Report every line of the records below that includes the string "memory".

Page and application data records
──────────
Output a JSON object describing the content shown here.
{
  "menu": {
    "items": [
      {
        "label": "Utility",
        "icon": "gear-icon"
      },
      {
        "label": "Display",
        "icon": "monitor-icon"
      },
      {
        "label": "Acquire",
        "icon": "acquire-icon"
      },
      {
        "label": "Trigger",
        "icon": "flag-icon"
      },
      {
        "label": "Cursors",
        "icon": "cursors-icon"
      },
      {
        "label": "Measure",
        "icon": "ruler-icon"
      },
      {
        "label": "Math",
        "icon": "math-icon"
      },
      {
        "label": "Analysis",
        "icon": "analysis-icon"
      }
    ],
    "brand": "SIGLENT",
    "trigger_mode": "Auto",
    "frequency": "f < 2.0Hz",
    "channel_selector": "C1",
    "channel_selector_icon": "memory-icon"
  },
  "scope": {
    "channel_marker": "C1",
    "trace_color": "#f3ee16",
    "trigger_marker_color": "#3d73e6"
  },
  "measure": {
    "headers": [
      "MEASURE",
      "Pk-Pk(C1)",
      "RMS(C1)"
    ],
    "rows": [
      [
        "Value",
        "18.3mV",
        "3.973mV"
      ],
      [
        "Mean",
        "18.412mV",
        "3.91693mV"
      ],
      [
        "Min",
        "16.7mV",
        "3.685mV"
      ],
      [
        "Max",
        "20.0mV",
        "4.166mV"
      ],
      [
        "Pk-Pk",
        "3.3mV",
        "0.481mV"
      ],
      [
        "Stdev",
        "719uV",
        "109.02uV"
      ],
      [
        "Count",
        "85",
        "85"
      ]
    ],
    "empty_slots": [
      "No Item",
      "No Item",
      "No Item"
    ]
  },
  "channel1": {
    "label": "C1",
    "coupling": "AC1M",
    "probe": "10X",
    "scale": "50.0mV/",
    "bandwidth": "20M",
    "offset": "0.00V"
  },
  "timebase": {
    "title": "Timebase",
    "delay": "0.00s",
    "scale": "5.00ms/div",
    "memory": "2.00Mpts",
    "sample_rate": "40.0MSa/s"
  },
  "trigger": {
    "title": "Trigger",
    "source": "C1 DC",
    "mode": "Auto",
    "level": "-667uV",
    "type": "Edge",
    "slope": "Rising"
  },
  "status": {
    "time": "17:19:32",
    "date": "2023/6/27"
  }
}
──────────
> **Task solution**:
    "channel_selector_icon": "memory-icon"
    "memory": "2.00Mpts",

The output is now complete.